We all know that content is a vital part of any website’s conversion path, but exactly what effect does this content have on each stage of the buying process? And how can you, as a business owner or manager, take advantage of these effects to drive sales in your company?
First, it’s important to understand each step the buyer takes towards making a purchase. The buyer’s journey can be divided into several stages, which are widely considered to be awareness, consideration and decision. Let’s take a look at these in more detail.
In the first stage of the buying process, consumers have just realised that they have a problem or need so they are undertaking some preliminary research. They want to be better informed about the general issue they’re researching before moving on to more specific solutions.
Content at this stage should ideally come in the form of a wide range of informational pieces, such as general blog posts, introductory ebooks, industry white papers, how-to lists and videos, infographics, slideshows, resource round-ups and glossaries.

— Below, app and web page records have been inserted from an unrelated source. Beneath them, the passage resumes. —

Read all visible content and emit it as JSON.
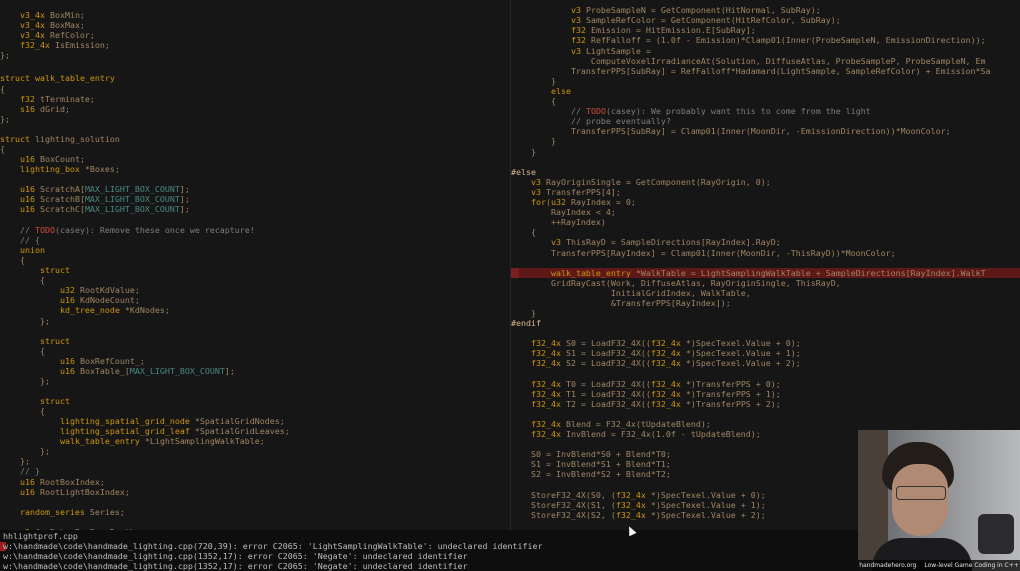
{
  "left_pane": {
    "lines": [
      [
        "    v3_4x BoxMin;",
        10
      ],
      [
        "    v3_4x BoxMax;",
        20
      ],
      [
        "    v3_4x RefColor;",
        30
      ],
      [
        "    f32_4x IsEmission;",
        40
      ],
      [
        "};",
        50
      ],
      [
        "struct walk_table_entry",
        73
      ],
      [
        "{",
        84
      ],
      [
        "    f32 tTerminate;",
        94
      ],
      [
        "    s16 dGrid;",
        104
      ],
      [
        "};",
        114
      ],
      [
        "struct lighting_solution",
        134
      ],
      [
        "{",
        144
      ],
      [
        "    u16 BoxCount;",
        154
      ],
      [
        "    lighting_box *Boxes;",
        164
      ],
      [
        "    u16 ScratchA[MAX_LIGHT_BOX_COUNT];",
        184
      ],
      [
        "    u16 ScratchB[MAX_LIGHT_BOX_COUNT];",
        194
      ],
      [
        "    u16 ScratchC[MAX_LIGHT_BOX_COUNT];",
        204
      ],
      [
        "    // TODO(casey): Remove these once we recapture!",
        225
      ],
      [
        "    // {",
        235
      ],
      [
        "    union",
        245
      ],
      [
        "    {",
        255
      ],
      [
        "        struct",
        265
      ],
      [
        "        {",
        275
      ],
      [
        "            u32 RootKdValue;",
        285
      ],
      [
        "            u16 KdNodeCount;",
        295
      ],
      [
        "            kd_tree_node *KdNodes;",
        305
      ],
      [
        "        };",
        316
      ],
      [
        "        struct",
        336
      ],
      [
        "        {",
        346
      ],
      [
        "            u16 BoxRefCount_;",
        356
      ],
      [
        "            u16 BoxTable_[MAX_LIGHT_BOX_COUNT];",
        366
      ],
      [
        "        };",
        376
      ],
      [
        "        struct",
        396
      ],
      [
        "        {",
        406
      ],
      [
        "            lighting_spatial_grid_node *SpatialGridNodes;",
        416
      ],
      [
        "            lighting_spatial_grid_leaf *SpatialGridLeaves;",
        426
      ],
      [
        "            walk_table_entry *LightSamplingWalkTable;",
        436
      ],
      [
        "        };",
        446
      ],
      [
        "    };",
        456
      ],
      [
        "    // }",
        466
      ],
      [
        "    u16 RootBoxIndex;",
        477
      ],
      [
        "    u16 RootLightBoxIndex;",
        487
      ],
      [
        "    random_series Series;",
        507
      ],
      [
        "    v3_4x DebugBoxDrawDepth;",
        527
      ]
    ]
  },
  "right_pane": {
    "lines": [
      [
        "            v3 ProbeSampleN = GetComponent(HitNormal, SubRay);",
        5
      ],
      [
        "            v3 SampleRefColor = GetComponent(HitRefColor, SubRay);",
        15
      ],
      [
        "            f32 Emission = HitEmission.E[SubRay];",
        25
      ],
      [
        "            f32 RefFalloff = (1.0f - Emission)*Clamp01(Inner(ProbeSampleN, EmissionDirection));",
        35
      ],
      [
        "            v3 LightSample =",
        46
      ],
      [
        "                ComputeVoxelIrradianceAt(Solution, DiffuseAtlas, ProbeSampleP, ProbeSampleN, Em",
        56
      ],
      [
        "            TransferPPS[SubRay] = RefFalloff*Hadamard(LightSample, SampleRefColor) + Emission*Sa",
        66
      ],
      [
        "        }",
        76
      ],
      [
        "        else",
        86
      ],
      [
        "        {",
        96
      ],
      [
        "            // TODO(casey): We probably want this to come from the light",
        106
      ],
      [
        "            // probe eventually?",
        116
      ],
      [
        "            TransferPPS[SubRay] = Clamp01(Inner(MoonDir, -EmissionDirection))*MoonColor;",
        126
      ],
      [
        "        }",
        136
      ],
      [
        "    }",
        147
      ],
      [
        "#else",
        167
      ],
      [
        "    v3 RayOriginSingle = GetComponent(RayOrigin, 0);",
        177
      ],
      [
        "    v3 TransferPPS[4];",
        187
      ],
      [
        "    for(u32 RayIndex = 0;",
        197
      ],
      [
        "        RayIndex < 4;",
        207
      ],
      [
        "        ++RayIndex)",
        217
      ],
      [
        "    {",
        227
      ],
      [
        "        v3 ThisRayD = SampleDirections[RayIndex].RayD;",
        237
      ],
      [
        "        TransferPPS[RayIndex] = Clamp01(Inner(MoonDir, -ThisRayD))*MoonColor;",
        248
      ],
      [
        "        walk_table_entry *WalkTable = LightSamplingWalkTable + SampleDirections[RayIndex].WalkT",
        268
      ],
      [
        "        GridRayCast(Work, DiffuseAtlas, RayOriginSingle, ThisRayD,",
        278
      ],
      [
        "                    InitialGridIndex, WalkTable,",
        288
      ],
      [
        "                    &TransferPPS[RayIndex]);",
        298
      ],
      [
        "    }",
        308
      ],
      [
        "#endif",
        318
      ],
      [
        "    f32_4x S0 = LoadF32_4X((f32_4x *)SpecTexel.Value + 0);",
        338
      ],
      [
        "    f32_4x S1 = LoadF32_4X((f32_4x *)SpecTexel.Value + 1);",
        348
      ],
      [
        "    f32_4x S2 = LoadF32_4X((f32_4x *)SpecTexel.Value + 2);",
        358
      ],
      [
        "    f32_4x T0 = LoadF32_4X((f32_4x *)TransferPPS + 0);",
        379
      ],
      [
        "    f32_4x T1 = LoadF32_4X((f32_4x *)TransferPPS + 1);",
        389
      ],
      [
        "    f32_4x T2 = LoadF32_4X((f32_4x *)TransferPPS + 2);",
        399
      ],
      [
        "    f32_4x Blend = F32_4x(tUpdateBlend);",
        419
      ],
      [
        "    f32_4x InvBlend = F32_4x(1.0f - tUpdateBlend);",
        429
      ],
      [
        "    S0 = InvBlend*S0 + Blend*T0;",
        449
      ],
      [
        "    S1 = InvBlend*S1 + Blend*T1;",
        459
      ],
      [
        "    S2 = InvBlend*S2 + Blend*T2;",
        469
      ],
      [
        "    StoreF32_4X(S0, (f32_4x *)SpecTexel.Value + 0);",
        490
      ],
      [
        "    StoreF32_4X(S1, (f32_4x *)SpecTexel.Value + 1);",
        500
      ],
      [
        "    StoreF32_4X(S2, (f32_4x *)SpecTexel.Value + 2);",
        510
      ]
    ],
    "highlight_line": 24
  },
  "compile": {
    "file": "hhlightprof.cpp",
    "errors": [
      "w:\\handmade\\code\\handmade_lighting.cpp(720,39): error C2065: 'LightSamplingWalkTable': undeclared identifier",
      "w:\\handmade\\code\\handmade_lighting.cpp(1352,17): error C2065: 'Negate': undeclared identifier",
      "w:\\handmade\\code\\handmade_lighting.cpp(1352,17): error C2065: 'Negate': undeclared identifier"
    ]
  },
  "webcam": {
    "caption_site": "handmadehero.org",
    "caption_title": "Low-level Game Coding in C++"
  },
  "colors": {
    "default": "#a08563",
    "keyword": "#cd950c",
    "comment": "#7d7d7d",
    "todo": "#d04a35",
    "macro": "#478980",
    "preproc": "#dab98f",
    "identifier": "#d7d7d7",
    "highlight_bg": "#5e1818",
    "error_text": "#bdbdbd"
  }
}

This kind of content will introduce people to your brand and demonstrate your industry knowledge and authority. It should also make up the majority of your content, as most visitors to your site will be in this initial stage of the buyer’s journey.

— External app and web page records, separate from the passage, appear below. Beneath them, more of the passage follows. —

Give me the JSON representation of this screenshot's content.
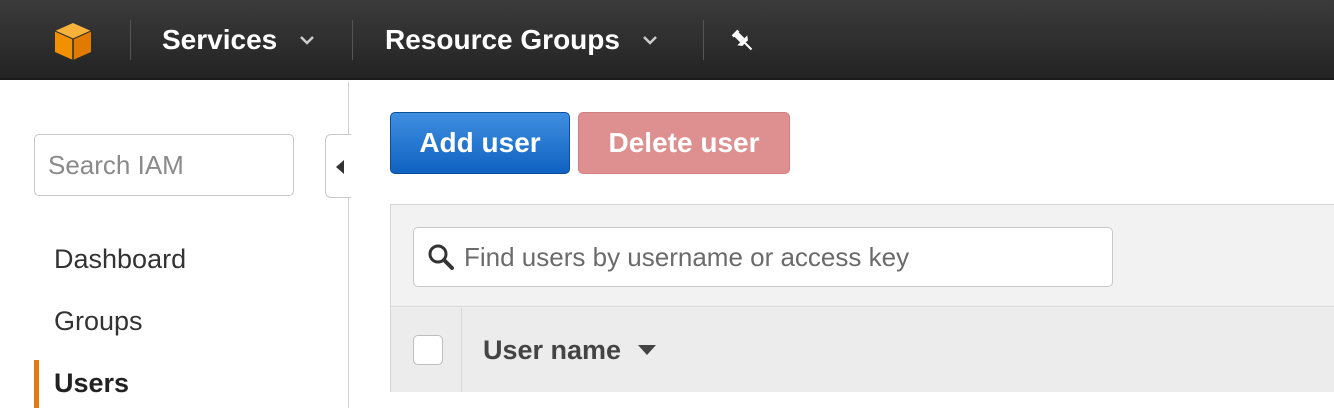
{
  "topnav": {
    "logo_icon": "aws-cube-icon",
    "services_label": "Services",
    "resource_groups_label": "Resource Groups",
    "pin_icon": "pin-icon",
    "brand_color": "#ff9900"
  },
  "sidebar": {
    "search_placeholder": "Search IAM",
    "collapse_icon": "caret-left-icon",
    "items": [
      {
        "label": "Dashboard",
        "active": false
      },
      {
        "label": "Groups",
        "active": false
      },
      {
        "label": "Users",
        "active": true
      }
    ],
    "active_indicator_color": "#e47911"
  },
  "toolbar": {
    "add_user_label": "Add user",
    "delete_user_label": "Delete user",
    "add_color": "#1166bb",
    "delete_color": "#de9090"
  },
  "users_table": {
    "search_placeholder": "Find users by username or access key",
    "search_icon": "search-icon",
    "columns": [
      {
        "label": "User name",
        "sort_icon": "caret-down-icon"
      }
    ]
  }
}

Example: if you were the owner of an independent computer store, you could create blog posts such as “Five things to consider when buying a laptop” and “The top 10 laptops for the everyday user”. This would attract web users who are interested in purchasing a new laptop, inform them of the general options available to them and make them aware of your business.
The consideration stage is where buyers evaluate the different options available to them. At this point, they’re probably aware that your business offers a potential solution to their problem, but they also know that other vendors do too. They will start to look at individual products or services and companies in-depth and this stage is arguably the most important in the entire sales process.
Recommended content for the second stage includes expert guides and ebooks, webinars, podcasts and reviews. Through these, potential buyers should start moving towards the realisation that your business is the best choice and that you have the specific solution to their problem.
Example: again, let’s look at the example of an independent computer store and a consumer looking for a new laptop. The consumer would now be ready to look at individual laptops in more depth, so a video review of the latest Microsoft Surface Pro or an in-depth guide to the latest Asus ZenBook could keep them on your site, show your extensive knowledge, and help move them towards making a decision.
At the third stage, buyers decide exactly what they want to purchase. They know basically everything they need to about the product or service and your company, but they need a little reassurance or something extra before they finally make the purchase. Testimonials, case studies, special offers, demos and comparisons work well at this stage, helping to alleviate any worries the consumer may have and show that you’re the business to go with. In order to close to stage, you should focus on tangible deliverables.
Example: the consumer looking for a new laptop would by now have narrowed down the laptop they want, or the store they want to go to, to a couple of options. You could have a vendor comparison page on your site that shows why you’re a better choice than the big chain stores, offer the option to try out the laptop in-store and provide a special coupon code in an email for a discount.
Once you’ve gained a customer, you need to do your best to ensure you don’t lose them. After all, gaining a new customer can cost anywhere from five to 25 times the amount of retaining a one, so this additional stage is extremely important. To promote repeat custom, you need to have excellent support, listen to all feedback and offer continued value. Surveys, promotions, competitions, newsletters, giveaways, feedback forms and email marketing are the types of content you should be utilising at this stage.
Brand advocates are one of the things you want to be aiming for, as they will shout your company’s praises from the rooftops, generating custom and goodwill in the process. You can nurture advocates by giving existing customers a motive to share your content and your business’s information through the aforementioned kinds of content and outstanding customer service.
Example: in the case of the independent computer store, they could send customers follow-up emails after their purchase, asking them to review the product or offering discounts on laptop accessories.
When utilising content marketing throughout each of these stages, you should monitor how effective each campaign and piece of content is. Use tools like Google Analytics, Buffer and Marketo to keep track of all your marketing activities and the results they bring. Use the data you gather to make changes to your content marketing plan as you go along. Make sure you’ve identified some key metrics that will clearly show how successful your activities are; for example, the number of leads generated from a particular post, and the number of Facebook likes accumulated from a campaign.
As a business owner or manager, you want to attract and retain as many customers as possible and, as you can see, content is invaluable for this at all stages of the buying process. You need to ensure you have a clear content strategy that helps buyers come to the decision to choose you, so make sure you’re investing your time and money in content marketing – it has the power to transform your business!